A year ago Loic Quedec was using his Instagram to post arty pictures of himself and others wearing clothing he had bought.
When fashion labels like Vans and I Love Ugly saw his posts they used the marketing opportunity that Instagram provided.
The 19-year-old Aucklander received free products from the labels for posting photos of the gear to his 17,000 followers and tagging links to the labels own Instagram accounts.
"If you want to get your art or your work out there [Instagram] is the way to go," said Mr Quedec.
Although he did not reveal how much the products were worth, he received T-shirts, shoes and sunglasses from various labels.
His fan base grew simply by uploading pictures of clothing from the different labels. Bloggers and fashion websites promoted his posts.
Kaye Adams from Easy Social Media, which runs accounts for businesses, said it was becoming common for businesses to give products to people with high numbers of followers on Instagram.
"It's that sort of marketing tool that lets these influential people basically sell their products," said Ms Adams.
"People are more attracted to photos and [Instagram] is a good way to capture a younger demographic and appeal to a different audience."
Auckland student Jeremy Sim, 19, also received free products from businesses to promote on his Instagram.
He was given T-shirts and hats from Australian label Deadcastle Studios. He said the application is easy for businesses to connect with consumers.
"It gives [businesses] a whole new demographic to appeal to. When people see the pictures I post, it takes them one second to link into their accounts and they can follow them straight away," he said.
Instagram is also a cheaper form of advertising than Facebook, said Sim.
"On Facebook you have to pay to have your product show in a newsfeed ... but it doesn't cost anything for users to scroll down Instagram and see the advertising."
I Love Ugly marketing manager James Watt said Instagram is a great way to connect to customers by appearing on influential accounts.
Instagram also proved a popular way to promote student Esther Ng's own fashion label, The Goodbye Label, this year.
The 18-year-old posted pictures of lingerie she had designed and links back to her website which people can order from. She said many Instagram users are advertising businesses without even realising when they post pictures of products for their friends to see.
3 Top tips to get noticed on Instagram
Tag the labels you are wearing in your Instagram photos.
Instagram user James Sim says the labels will be notified when they get tagged, and the more you tag them, the more likely it is they will notice your Instagram account.
Network with other popular people on Instagram.

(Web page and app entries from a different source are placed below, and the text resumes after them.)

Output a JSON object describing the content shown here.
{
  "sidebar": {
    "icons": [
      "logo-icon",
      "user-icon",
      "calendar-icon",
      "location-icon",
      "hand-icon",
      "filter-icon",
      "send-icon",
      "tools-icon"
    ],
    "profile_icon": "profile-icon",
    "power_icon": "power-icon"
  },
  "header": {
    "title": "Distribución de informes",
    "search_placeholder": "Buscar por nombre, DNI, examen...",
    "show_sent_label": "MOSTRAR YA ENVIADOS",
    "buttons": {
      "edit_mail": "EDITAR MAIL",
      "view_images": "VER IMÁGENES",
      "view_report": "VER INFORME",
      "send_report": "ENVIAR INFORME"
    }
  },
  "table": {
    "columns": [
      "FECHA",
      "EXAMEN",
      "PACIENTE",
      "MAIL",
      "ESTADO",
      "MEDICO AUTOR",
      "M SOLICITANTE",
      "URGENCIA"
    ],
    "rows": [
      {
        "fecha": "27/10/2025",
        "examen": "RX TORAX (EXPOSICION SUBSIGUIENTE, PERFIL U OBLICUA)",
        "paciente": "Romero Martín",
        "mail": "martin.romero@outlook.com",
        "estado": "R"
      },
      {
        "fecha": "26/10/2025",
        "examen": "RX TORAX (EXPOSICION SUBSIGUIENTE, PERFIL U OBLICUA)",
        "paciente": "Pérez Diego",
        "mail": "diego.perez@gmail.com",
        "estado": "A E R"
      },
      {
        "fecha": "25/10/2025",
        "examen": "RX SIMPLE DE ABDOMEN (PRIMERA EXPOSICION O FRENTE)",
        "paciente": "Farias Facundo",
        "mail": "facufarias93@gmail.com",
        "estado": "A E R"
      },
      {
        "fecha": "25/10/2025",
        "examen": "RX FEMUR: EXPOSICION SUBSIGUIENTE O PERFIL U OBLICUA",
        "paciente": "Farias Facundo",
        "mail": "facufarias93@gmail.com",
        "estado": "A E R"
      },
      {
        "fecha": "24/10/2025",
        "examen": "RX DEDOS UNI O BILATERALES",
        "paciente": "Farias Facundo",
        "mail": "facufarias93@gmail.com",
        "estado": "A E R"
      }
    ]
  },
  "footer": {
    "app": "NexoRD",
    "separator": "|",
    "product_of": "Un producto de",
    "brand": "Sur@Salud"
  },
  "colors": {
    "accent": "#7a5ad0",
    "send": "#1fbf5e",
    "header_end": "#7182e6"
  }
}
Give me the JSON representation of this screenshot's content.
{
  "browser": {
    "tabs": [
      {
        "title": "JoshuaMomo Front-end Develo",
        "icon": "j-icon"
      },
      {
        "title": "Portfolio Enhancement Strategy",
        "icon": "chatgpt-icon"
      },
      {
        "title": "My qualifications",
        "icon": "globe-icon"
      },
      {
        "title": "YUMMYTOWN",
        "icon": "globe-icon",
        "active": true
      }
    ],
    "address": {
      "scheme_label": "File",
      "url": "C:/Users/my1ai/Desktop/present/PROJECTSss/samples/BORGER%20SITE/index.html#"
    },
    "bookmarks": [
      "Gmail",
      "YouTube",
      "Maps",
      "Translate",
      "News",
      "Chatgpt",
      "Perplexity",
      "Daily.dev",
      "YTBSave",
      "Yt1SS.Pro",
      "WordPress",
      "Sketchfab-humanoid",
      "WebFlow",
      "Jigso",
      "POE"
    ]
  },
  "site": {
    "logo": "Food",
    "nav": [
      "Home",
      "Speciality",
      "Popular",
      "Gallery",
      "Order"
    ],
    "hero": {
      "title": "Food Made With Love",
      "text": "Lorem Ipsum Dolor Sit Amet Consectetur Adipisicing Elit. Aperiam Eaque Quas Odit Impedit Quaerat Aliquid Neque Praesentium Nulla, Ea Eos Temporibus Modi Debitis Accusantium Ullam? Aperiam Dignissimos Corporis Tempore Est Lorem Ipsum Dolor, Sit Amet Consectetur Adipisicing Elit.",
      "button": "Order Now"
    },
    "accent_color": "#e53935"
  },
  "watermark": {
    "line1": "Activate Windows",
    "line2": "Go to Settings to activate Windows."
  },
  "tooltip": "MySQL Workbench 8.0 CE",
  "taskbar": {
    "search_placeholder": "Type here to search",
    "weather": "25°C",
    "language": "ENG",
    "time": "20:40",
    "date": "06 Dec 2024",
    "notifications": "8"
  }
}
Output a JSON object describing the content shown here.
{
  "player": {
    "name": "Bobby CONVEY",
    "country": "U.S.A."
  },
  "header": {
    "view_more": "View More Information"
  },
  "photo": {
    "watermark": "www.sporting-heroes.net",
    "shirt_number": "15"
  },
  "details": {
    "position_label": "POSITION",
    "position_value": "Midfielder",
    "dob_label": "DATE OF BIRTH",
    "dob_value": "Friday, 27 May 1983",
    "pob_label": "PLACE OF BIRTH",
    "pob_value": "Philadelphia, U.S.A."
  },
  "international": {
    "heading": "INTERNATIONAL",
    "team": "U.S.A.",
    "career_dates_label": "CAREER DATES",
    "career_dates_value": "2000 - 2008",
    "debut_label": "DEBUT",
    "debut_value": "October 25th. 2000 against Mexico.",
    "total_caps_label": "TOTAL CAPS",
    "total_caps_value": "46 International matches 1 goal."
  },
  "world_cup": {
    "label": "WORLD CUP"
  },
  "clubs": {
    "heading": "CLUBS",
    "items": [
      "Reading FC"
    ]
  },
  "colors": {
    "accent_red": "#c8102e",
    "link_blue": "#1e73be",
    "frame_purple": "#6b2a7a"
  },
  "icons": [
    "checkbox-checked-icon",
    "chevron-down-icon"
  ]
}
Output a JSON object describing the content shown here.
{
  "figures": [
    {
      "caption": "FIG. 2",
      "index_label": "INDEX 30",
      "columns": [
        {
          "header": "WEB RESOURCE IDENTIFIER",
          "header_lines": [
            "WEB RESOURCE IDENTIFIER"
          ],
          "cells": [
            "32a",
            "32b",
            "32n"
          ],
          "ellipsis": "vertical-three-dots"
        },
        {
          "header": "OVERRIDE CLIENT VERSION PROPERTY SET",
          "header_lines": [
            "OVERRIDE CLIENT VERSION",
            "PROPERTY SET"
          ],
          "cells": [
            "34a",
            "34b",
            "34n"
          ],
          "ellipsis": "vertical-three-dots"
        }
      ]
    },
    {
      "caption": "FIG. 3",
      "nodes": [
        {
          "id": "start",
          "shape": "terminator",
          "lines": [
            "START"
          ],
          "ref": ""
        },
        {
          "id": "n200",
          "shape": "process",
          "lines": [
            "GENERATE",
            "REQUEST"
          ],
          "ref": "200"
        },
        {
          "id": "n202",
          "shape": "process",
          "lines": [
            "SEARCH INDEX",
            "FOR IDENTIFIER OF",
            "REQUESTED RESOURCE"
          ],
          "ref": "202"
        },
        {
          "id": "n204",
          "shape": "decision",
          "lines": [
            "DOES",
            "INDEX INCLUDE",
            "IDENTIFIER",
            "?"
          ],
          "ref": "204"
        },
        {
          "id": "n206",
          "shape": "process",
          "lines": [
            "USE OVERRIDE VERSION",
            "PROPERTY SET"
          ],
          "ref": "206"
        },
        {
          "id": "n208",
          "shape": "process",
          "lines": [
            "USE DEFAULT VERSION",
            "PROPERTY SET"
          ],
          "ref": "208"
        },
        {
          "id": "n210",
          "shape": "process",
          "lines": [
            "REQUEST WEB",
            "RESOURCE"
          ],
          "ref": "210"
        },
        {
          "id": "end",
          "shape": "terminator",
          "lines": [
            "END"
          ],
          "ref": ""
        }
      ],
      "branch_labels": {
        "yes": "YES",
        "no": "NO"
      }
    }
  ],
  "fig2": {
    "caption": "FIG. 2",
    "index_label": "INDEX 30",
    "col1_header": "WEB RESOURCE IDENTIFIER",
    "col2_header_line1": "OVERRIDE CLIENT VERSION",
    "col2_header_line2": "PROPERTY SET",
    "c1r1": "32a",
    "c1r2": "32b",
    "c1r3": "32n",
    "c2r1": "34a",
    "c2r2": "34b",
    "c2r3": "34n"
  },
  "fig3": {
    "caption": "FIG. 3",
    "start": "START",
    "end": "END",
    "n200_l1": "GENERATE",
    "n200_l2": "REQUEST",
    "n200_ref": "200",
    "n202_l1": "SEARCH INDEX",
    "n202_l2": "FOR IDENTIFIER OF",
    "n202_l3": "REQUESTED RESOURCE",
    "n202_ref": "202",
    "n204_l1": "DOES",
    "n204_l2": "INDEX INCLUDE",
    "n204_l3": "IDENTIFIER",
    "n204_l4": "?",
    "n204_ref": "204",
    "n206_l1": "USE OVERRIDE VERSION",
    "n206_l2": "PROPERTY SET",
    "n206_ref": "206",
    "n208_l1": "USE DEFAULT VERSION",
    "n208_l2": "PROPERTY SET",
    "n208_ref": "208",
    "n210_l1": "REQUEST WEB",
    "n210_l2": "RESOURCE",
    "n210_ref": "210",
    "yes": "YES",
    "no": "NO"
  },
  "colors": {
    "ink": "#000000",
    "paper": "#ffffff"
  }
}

Making connections is key as they can tag you in their photos which links to theirs too, says Sim.
Hone your photography skills.
I Love Ugly marketing director James Watt says they notice people who "make the product look awesome".